I couldn't help remarking to my DH that the laurel wreath and the eagle clutching a brace of arrows in his claws seemed somewhat familiar. Of course the French Revolution and ours did take place within the same window of time, and perhaps there are only so many available iconographic representations of military (nay, godlike) superiority over one's enemies floating around.
What has always chilled my blood about the French Revolution and the resulting Directoire, Consulate, and Empire, is that everything that was sold to the citoyens de France--Liberté, Egalité, and Fraternité--was a très grande crock of merde.
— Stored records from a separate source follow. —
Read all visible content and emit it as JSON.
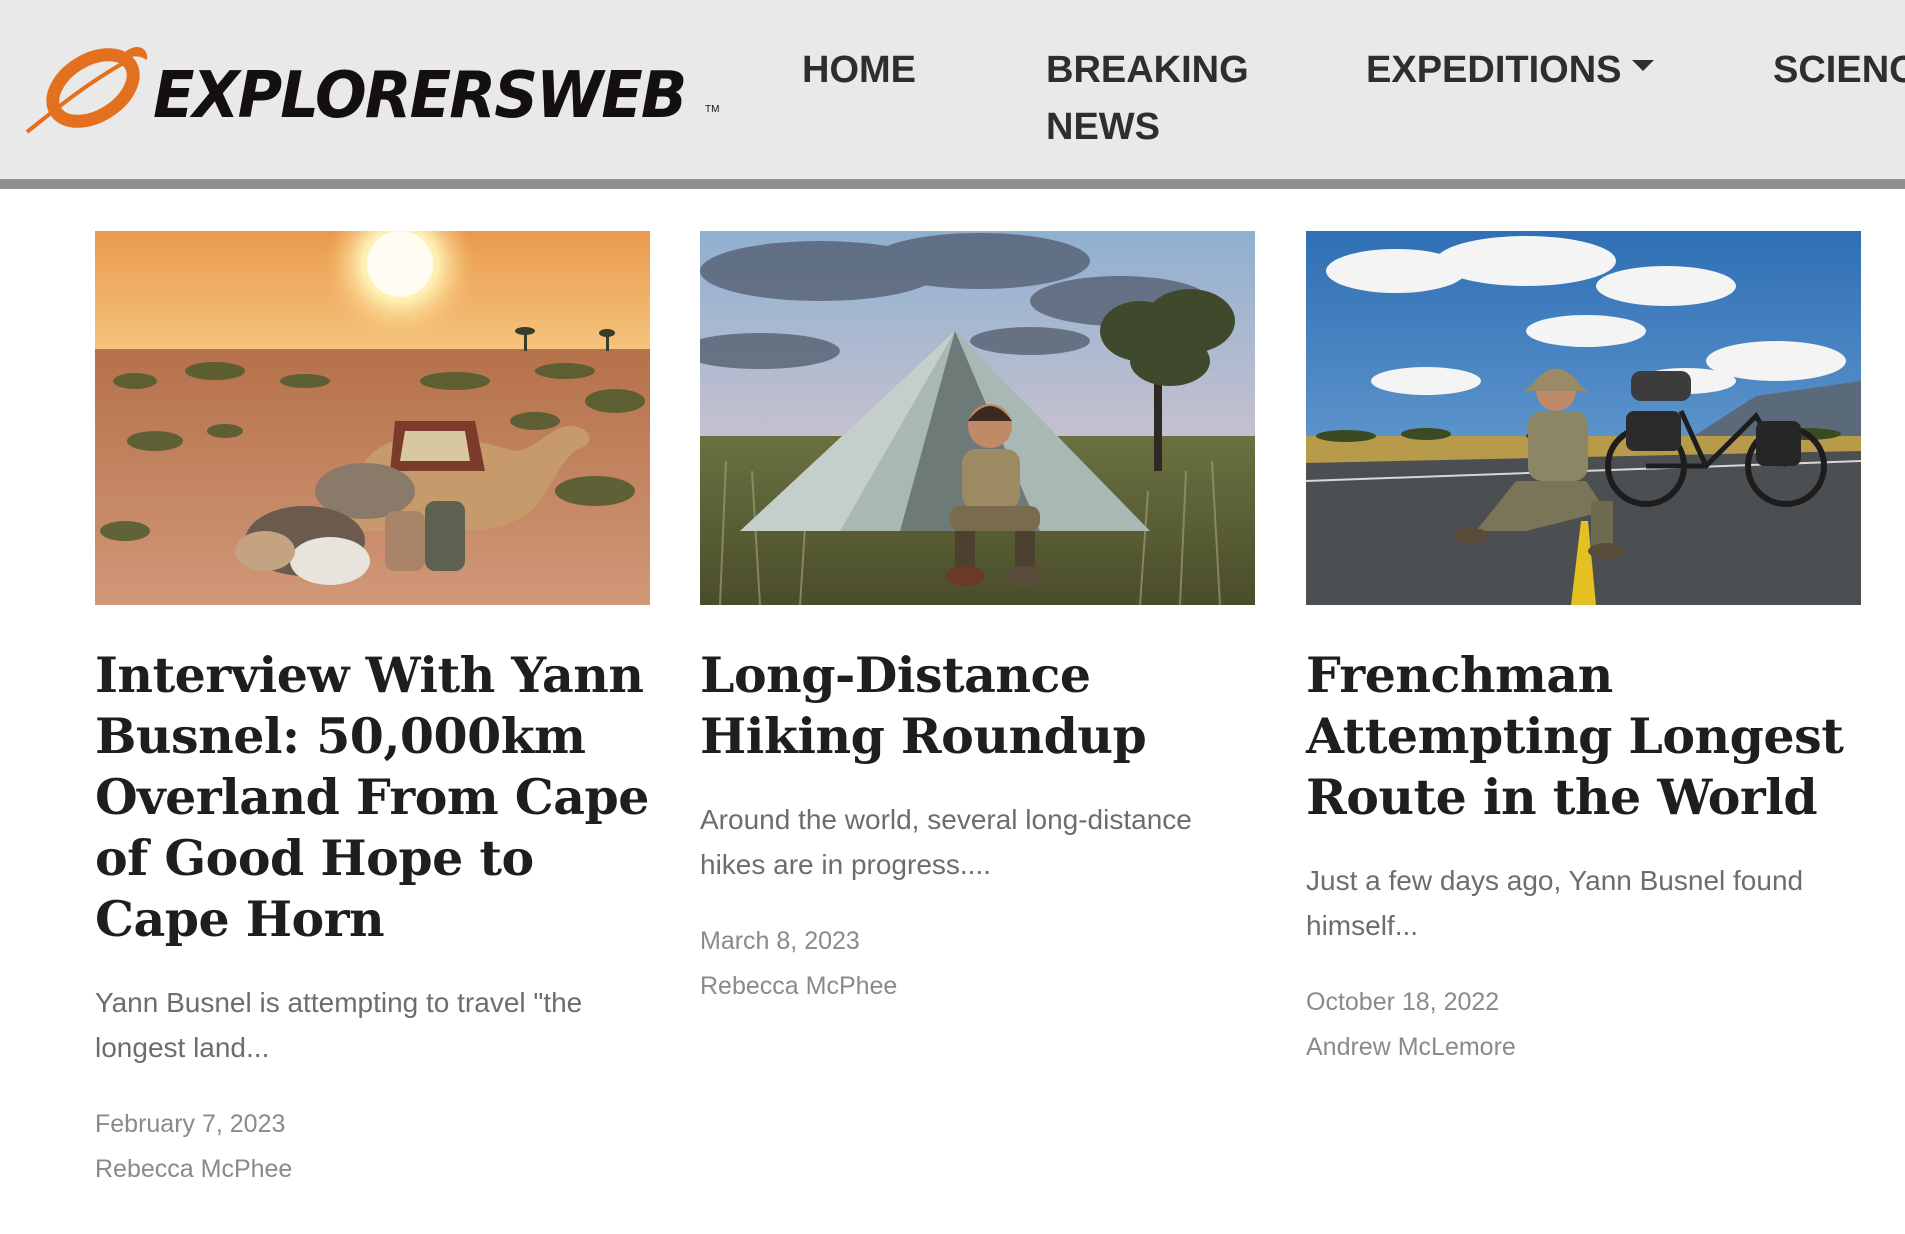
{
  "header": {
    "logo_text": "EXPLORERSWEB",
    "logo_tm": "TM",
    "nav": [
      {
        "label": "HOME"
      },
      {
        "label": "BREAKING NEWS"
      },
      {
        "label": "EXPEDITIONS"
      },
      {
        "label": "SCIENC"
      }
    ]
  },
  "articles": [
    {
      "image": "camel-in-desert-at-sunset",
      "title": "Interview With Yann Busnel: 50,000km Overland From Cape of Good Hope to Cape Horn",
      "excerpt": "Yann Busnel is attempting to travel \"the longest land...",
      "date": "February 7, 2023",
      "author": "Rebecca McPhee"
    },
    {
      "image": "hiker-sitting-in-tent",
      "title": "Long-Distance Hiking Roundup",
      "excerpt": "Around the world, several long-distance hikes are in progress....",
      "date": "March 8, 2023",
      "author": "Rebecca McPhee"
    },
    {
      "image": "cyclist-sitting-on-road",
      "title": "Frenchman Attempting Longest Route in the World",
      "excerpt": "Just a few days ago, Yann Busnel found himself...",
      "date": "October 18, 2022",
      "author": "Andrew McLemore"
    }
  ],
  "colors": {
    "header_bg": "#e9e9e9",
    "header_border": "#8f8f8f",
    "logo_orange": "#e3701e",
    "title_text": "#1e1e1e",
    "meta_text": "#8a8a8a"
  }
}
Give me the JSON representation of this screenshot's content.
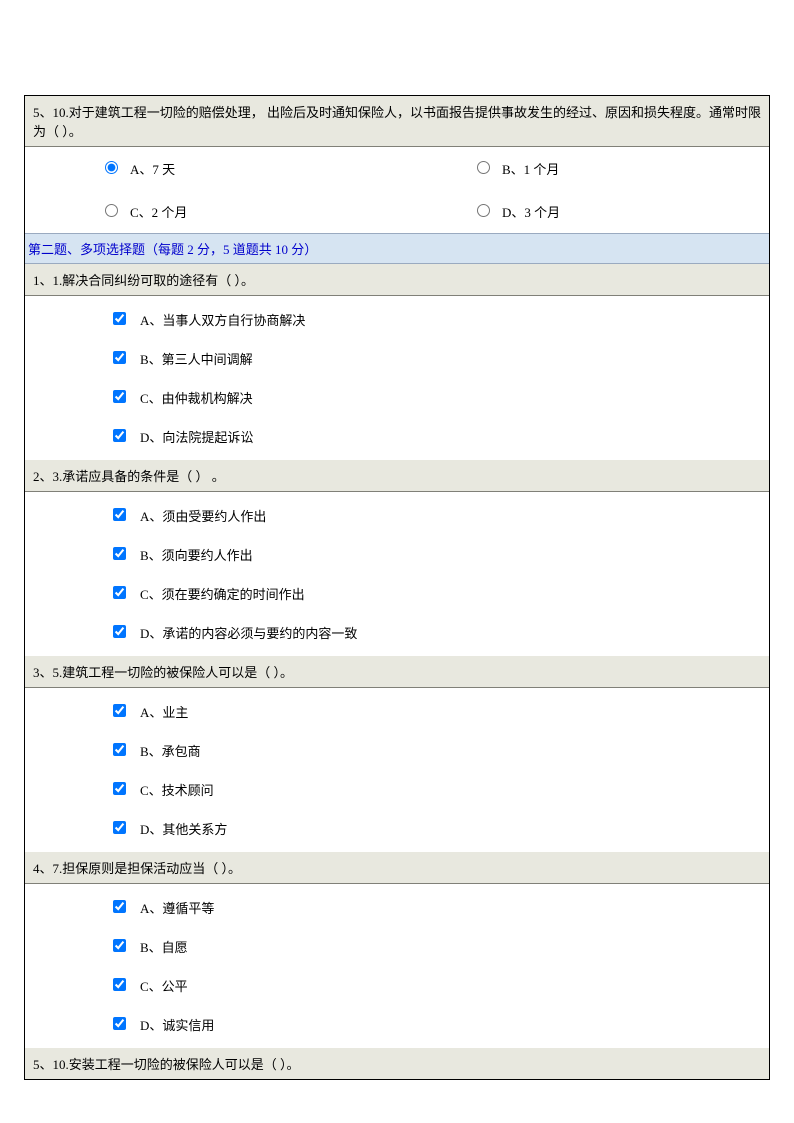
{
  "singleChoice": {
    "q5": {
      "header": "5、10.对于建筑工程一切险的赔偿处理，  出险后及时通知保险人，以书面报告提供事故发生的经过、原因和损失程度。通常时限为（  ）。",
      "options": {
        "a": "A、7 天",
        "b": "B、1 个月",
        "c": "C、2 个月",
        "d": "D、3 个月"
      }
    }
  },
  "sectionHeader": "第二题、多项选择题（每题 2 分，5 道题共 10 分）",
  "multiChoice": {
    "q1": {
      "header": "1、1.解决合同纠纷可取的途径有（  ）。",
      "options": {
        "a": "A、当事人双方自行协商解决",
        "b": "B、第三人中间调解",
        "c": "C、由仲裁机构解决",
        "d": "D、向法院提起诉讼"
      }
    },
    "q2": {
      "header": "2、3.承诺应具备的条件是（  ） 。",
      "options": {
        "a": "A、须由受要约人作出",
        "b": "B、须向要约人作出",
        "c": "C、须在要约确定的时间作出",
        "d": "D、承诺的内容必须与要约的内容一致"
      }
    },
    "q3": {
      "header": "3、5.建筑工程一切险的被保险人可以是（  ）。",
      "options": {
        "a": "A、业主",
        "b": "B、承包商",
        "c": "C、技术顾问",
        "d": "D、其他关系方"
      }
    },
    "q4": {
      "header": "4、7.担保原则是担保活动应当（  ）。",
      "options": {
        "a": "A、遵循平等",
        "b": "B、自愿",
        "c": "C、公平",
        "d": "D、诚实信用"
      }
    },
    "q5": {
      "header": "5、10.安装工程一切险的被保险人可以是（  ）。"
    }
  }
}
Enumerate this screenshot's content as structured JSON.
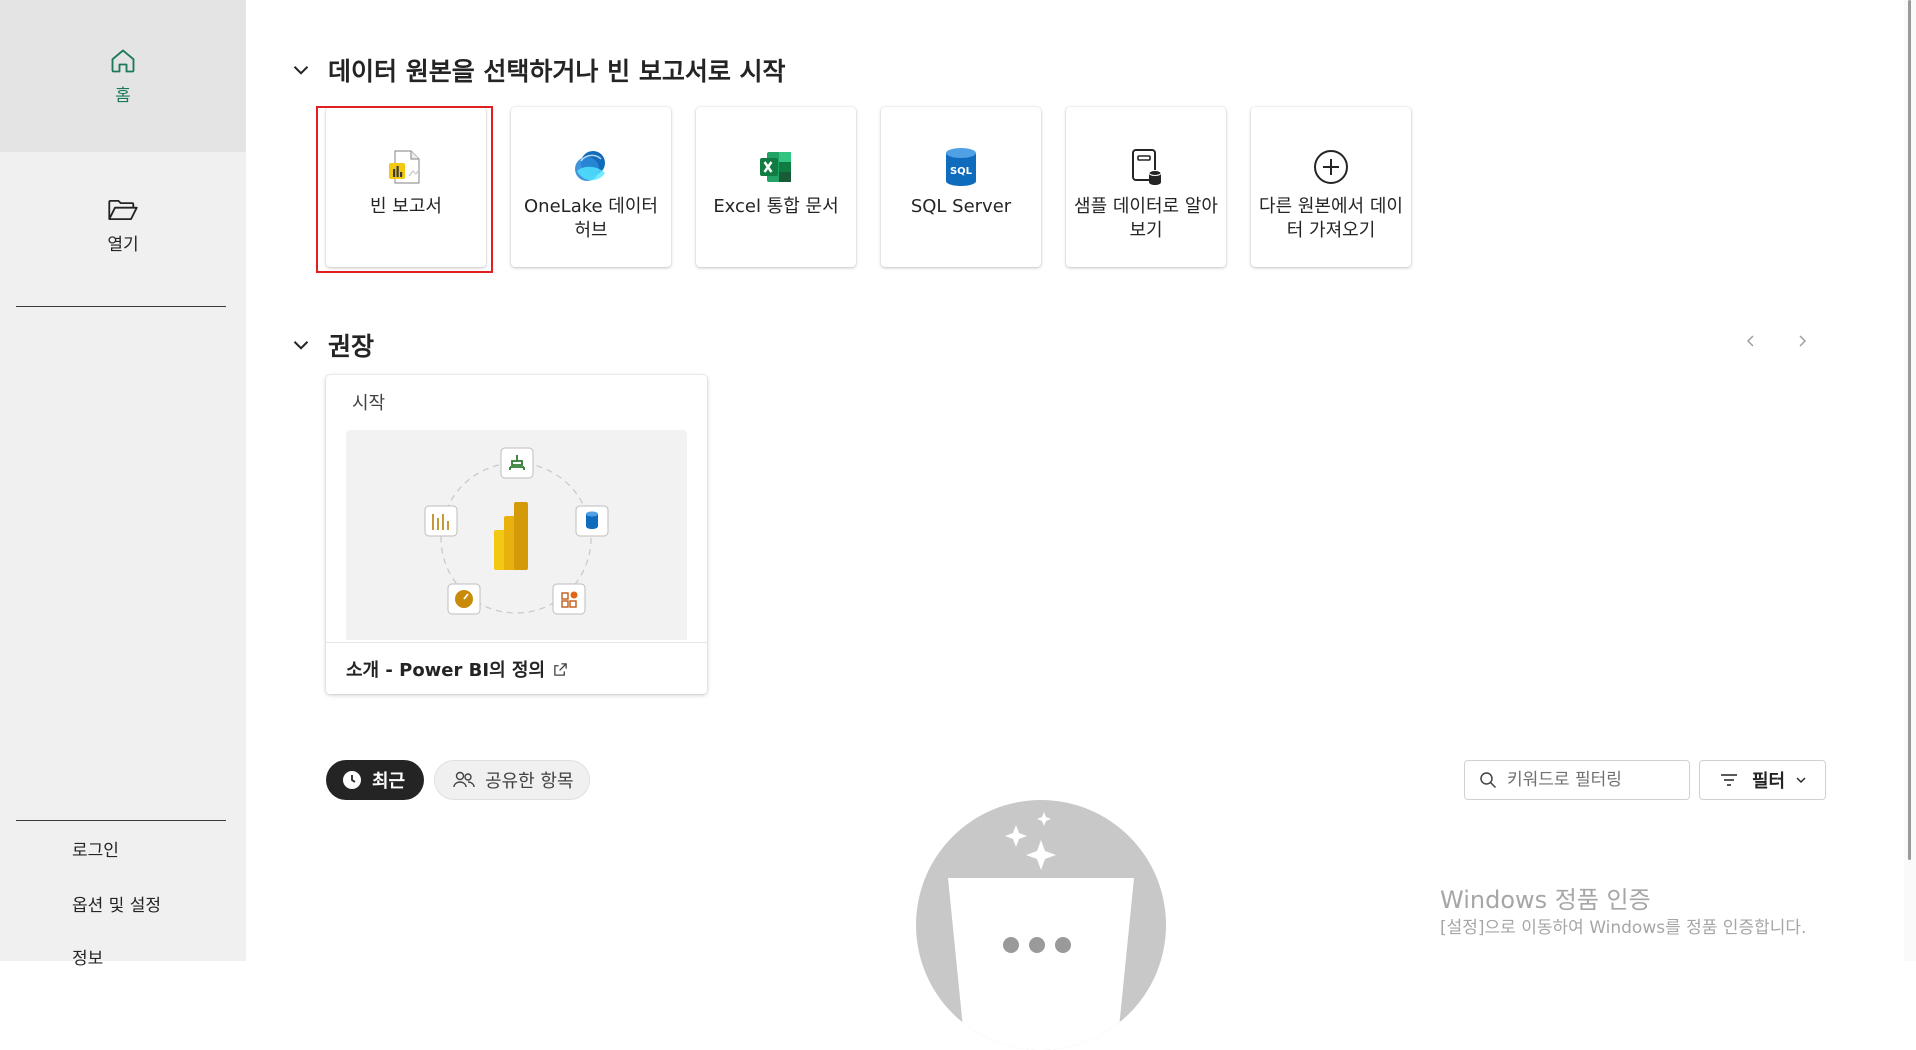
{
  "sidebar": {
    "home_label": "홈",
    "open_label": "열기",
    "signin_label": "로그인",
    "options_label": "옵션 및 설정",
    "about_label": "정보"
  },
  "start_section": {
    "title": "데이터 원본을 선택하거나 빈 보고서로 시작",
    "tiles": [
      {
        "label": "빈 보고서",
        "icon": "blank-report-icon"
      },
      {
        "label": "OneLake 데이터 허브",
        "icon": "onelake-icon"
      },
      {
        "label": "Excel 통합 문서",
        "icon": "excel-icon"
      },
      {
        "label": "SQL Server",
        "icon": "sql-server-icon"
      },
      {
        "label": "샘플 데이터로 알아보기",
        "icon": "sample-data-icon"
      },
      {
        "label": "다른 원본에서 데이터 가져오기",
        "icon": "add-circle-icon"
      }
    ]
  },
  "recommended": {
    "title": "권장",
    "card": {
      "title": "시작",
      "link": "소개 - Power BI의 정의"
    }
  },
  "list": {
    "recent_label": "최근",
    "shared_label": "공유한 항목",
    "search_placeholder": "키워드로 필터링",
    "filter_label": "필터"
  },
  "watermark": {
    "line1": "Windows 정품 인증",
    "line2": "[설정]으로 이동하여 Windows를 정품 인증합니다."
  },
  "colors": {
    "accent_green": "#1c7a5a",
    "highlight_red": "#e02020",
    "powerbi_yellow": "#f2c811"
  }
}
The architects of the French Revolution were more brutal, and became more dictatorial than the Ancien Régime of the French nobility ever was. Robespierre was a despot, and his inner circle responsible for the Terror, or Reign of Terror, were known as "terroristes". Sound familiar? The revolutionary leaders--and most obviously Napoleon--became everything they sought to destroy. For that, the streets of Paris had to run with blood and so many families were decimated?

By the time Napoleon had Frenchified half of western Europe, and proclaimed himself Emperor, his luxe life rivaled, and eventually surpassed that of his royal predecessors. I found myself looking at the teacups lined with gold, the royal (yes) purple cape encrusted with gold and silver embroidery that dozens of little novitiates must have bled their fingers and ruined their eyesight to create (okay, perhaps I exaggerate and the official garments were created by the forerunners of Worth and St. Laurent), and shook my head in disbelief and dismay.
Turning to my husband, I posed a question about the "trickle down" effect. Maybe Napoleon thought that's what he was doing by employing every silk mill, cabinet maker, and embroiderer in France to generate the opulence that marked his imperial residences and personage, that touched his lips and graced his dinner tables.

I admit a serious bias against Napoleon, as overwhelmed and impressed as I was by seeing the stunning creations he literally lived with. Having written a novel from Lady Hamilton's perspective, I am firmly in the Lord Nelson camp. I took one look at the magnificent set of firearms Napoleon had purportedly given to the second in command of the combined French and Spanish fleet in 1805 (the first in command was Nelson's nemesis, Admiral Villeneuve) and thought "You killed him, you SOBs."

So, what's your take on Napoleon? Hero--or hypocrite?


Unknown said...

I checked out the website and it looks like a great exhibit. I don't think it is coming to LA :-(

Have you read "The Many Lives and Secret Sorrows of Josephine B" by Sandra Gulland? It's on my to be read list. I read a biography of Josephine and she had quite a life. I'm curious to see how the fictional version of it stacks up.

Leslie Carroll said...

I think my husband asked the guard if the exhibit plans to tour and he told him that it wasn't, which is really too bad -- although we might have gotten a different response from someone on the executive or curatorial staff. It was so quiet in there, such a welcome change from the freneticism of the special exhibits at the Metropolitan Museum in NYC where people actually jostle each other for elbow space to get close enough to an object to truly enjoy it or read about it.

Many of the artifacts in the Boston exhibit seem to be on loan from various French musueums.

I think Sandra Gulland's Josephine novel is actually an entire trilogy, but I'm not certain. I read the first book, which I thought was terrifically written. I love historical fiction anyway, and this was very well done. I think you would enjoy it. I've never read any nonfiction bio of Josephine.

Unknown said...

The Josephine books are a trilogy. I started the first one after reading your post and I'm halfway through it. I'm really enjoying it.

Leslie Carroll said...

I need to pick up the other 2 books in the trilogy. I'm glad my recommendation proved to be a good one.